Across the records below, how many lines include the string "신청내역"? Respond with the number only.

Extracted data entries
+ + +

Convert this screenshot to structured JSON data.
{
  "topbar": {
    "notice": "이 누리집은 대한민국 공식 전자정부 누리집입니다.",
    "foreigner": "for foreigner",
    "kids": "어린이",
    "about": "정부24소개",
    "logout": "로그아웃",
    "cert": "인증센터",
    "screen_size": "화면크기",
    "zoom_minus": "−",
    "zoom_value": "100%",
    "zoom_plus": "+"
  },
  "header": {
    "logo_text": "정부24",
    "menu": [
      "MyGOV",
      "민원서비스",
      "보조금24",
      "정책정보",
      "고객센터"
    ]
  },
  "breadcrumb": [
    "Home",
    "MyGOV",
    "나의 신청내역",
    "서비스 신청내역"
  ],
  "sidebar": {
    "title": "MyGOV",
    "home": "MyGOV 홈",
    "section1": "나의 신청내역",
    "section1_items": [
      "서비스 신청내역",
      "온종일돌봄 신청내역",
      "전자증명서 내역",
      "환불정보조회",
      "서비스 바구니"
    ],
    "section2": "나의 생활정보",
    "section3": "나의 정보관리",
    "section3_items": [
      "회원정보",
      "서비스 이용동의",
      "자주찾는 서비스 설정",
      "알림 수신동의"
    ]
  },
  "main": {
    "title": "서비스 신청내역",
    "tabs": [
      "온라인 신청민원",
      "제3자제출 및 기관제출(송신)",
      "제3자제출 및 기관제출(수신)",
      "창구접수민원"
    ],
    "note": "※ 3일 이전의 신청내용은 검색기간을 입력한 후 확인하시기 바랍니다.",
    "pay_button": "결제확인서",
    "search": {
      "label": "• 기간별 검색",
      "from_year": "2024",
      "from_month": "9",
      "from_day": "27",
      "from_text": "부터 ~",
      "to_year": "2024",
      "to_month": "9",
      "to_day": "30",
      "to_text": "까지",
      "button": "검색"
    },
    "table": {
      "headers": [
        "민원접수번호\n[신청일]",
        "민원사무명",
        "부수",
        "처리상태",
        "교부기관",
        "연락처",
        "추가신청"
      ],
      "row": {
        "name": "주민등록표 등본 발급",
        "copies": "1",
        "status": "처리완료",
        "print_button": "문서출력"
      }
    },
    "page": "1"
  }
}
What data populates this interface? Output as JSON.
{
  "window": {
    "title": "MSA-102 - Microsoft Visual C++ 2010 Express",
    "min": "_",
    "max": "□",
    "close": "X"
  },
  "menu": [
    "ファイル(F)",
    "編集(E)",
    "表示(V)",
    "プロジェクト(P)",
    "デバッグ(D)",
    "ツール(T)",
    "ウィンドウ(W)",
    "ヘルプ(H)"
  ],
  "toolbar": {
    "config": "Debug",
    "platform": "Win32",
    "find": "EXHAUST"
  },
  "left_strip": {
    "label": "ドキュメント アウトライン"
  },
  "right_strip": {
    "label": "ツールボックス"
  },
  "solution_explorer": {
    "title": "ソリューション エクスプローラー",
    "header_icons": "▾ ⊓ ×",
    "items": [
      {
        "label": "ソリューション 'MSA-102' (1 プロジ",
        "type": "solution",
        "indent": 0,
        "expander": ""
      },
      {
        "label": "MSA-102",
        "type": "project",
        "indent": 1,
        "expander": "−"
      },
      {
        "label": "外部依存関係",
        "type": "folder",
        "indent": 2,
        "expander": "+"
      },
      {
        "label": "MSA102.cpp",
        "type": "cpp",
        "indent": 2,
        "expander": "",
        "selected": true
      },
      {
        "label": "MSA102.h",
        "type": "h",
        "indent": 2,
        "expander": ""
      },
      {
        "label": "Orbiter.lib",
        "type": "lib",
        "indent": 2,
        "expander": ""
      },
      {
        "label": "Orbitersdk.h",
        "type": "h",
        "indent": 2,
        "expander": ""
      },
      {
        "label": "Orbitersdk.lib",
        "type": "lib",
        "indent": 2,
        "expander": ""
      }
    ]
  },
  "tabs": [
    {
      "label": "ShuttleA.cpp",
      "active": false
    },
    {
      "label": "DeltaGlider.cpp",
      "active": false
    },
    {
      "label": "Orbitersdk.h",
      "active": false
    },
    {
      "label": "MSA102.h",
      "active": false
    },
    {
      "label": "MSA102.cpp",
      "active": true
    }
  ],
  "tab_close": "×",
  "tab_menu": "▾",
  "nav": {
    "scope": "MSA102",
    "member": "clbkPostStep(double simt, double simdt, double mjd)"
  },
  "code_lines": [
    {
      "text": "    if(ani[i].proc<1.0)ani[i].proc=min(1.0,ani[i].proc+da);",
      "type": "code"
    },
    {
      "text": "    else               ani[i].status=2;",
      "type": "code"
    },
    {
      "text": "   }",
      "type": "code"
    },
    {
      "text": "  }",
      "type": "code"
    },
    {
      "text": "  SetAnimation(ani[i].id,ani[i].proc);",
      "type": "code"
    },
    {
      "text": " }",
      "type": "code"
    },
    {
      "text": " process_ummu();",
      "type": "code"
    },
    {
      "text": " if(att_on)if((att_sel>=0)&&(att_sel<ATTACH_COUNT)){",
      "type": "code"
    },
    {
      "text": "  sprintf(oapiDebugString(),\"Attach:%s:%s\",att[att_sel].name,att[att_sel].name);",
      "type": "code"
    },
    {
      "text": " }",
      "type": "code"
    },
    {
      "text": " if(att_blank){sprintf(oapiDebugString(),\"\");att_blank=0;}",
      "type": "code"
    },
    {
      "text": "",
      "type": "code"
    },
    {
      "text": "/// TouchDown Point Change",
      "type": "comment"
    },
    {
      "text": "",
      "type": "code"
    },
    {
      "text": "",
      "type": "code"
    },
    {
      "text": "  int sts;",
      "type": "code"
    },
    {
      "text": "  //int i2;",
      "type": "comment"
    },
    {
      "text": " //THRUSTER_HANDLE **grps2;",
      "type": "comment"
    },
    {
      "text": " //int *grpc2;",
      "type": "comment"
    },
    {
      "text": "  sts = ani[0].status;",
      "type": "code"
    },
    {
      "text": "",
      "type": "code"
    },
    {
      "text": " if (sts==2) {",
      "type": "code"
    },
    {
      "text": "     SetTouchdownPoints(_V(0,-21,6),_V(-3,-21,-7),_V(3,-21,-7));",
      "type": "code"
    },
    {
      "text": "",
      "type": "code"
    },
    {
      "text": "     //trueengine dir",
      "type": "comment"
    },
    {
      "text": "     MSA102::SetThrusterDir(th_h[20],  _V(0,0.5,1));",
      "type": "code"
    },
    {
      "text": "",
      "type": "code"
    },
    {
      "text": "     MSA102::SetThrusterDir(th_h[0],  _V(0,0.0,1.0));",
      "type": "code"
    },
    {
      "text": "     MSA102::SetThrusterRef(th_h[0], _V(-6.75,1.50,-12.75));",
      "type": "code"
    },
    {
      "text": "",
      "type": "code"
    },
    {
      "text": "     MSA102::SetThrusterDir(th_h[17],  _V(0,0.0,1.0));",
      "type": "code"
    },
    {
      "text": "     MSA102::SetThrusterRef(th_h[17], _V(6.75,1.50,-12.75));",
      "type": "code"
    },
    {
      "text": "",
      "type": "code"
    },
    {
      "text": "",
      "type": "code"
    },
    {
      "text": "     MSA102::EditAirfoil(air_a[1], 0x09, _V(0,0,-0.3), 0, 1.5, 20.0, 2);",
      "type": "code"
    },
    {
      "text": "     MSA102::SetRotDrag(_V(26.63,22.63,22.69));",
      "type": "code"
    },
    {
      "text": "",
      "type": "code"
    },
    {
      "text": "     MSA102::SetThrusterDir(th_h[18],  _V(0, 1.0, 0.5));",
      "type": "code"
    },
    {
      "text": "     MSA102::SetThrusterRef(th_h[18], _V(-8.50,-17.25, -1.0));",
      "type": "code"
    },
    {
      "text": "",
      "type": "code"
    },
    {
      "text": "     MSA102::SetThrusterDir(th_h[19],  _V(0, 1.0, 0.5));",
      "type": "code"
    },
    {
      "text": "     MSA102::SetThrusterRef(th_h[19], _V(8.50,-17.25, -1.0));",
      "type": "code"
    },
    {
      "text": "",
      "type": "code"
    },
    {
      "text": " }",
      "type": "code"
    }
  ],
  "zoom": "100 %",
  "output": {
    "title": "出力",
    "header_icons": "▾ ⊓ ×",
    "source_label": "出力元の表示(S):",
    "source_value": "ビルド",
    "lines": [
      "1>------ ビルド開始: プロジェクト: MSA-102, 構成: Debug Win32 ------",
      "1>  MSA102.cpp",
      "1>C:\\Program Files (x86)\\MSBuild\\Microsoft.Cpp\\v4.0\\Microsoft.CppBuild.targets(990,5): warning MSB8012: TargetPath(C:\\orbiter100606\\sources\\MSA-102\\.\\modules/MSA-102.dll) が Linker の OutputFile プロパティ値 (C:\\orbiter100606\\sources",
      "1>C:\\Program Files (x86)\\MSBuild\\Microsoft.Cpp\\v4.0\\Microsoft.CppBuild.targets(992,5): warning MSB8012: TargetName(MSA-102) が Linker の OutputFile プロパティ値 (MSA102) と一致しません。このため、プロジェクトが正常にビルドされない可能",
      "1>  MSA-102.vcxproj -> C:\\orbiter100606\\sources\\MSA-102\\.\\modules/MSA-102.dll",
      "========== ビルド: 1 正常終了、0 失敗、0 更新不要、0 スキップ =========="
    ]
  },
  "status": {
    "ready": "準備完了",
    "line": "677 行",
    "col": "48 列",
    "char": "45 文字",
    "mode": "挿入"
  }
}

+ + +

| OUTPUT |
6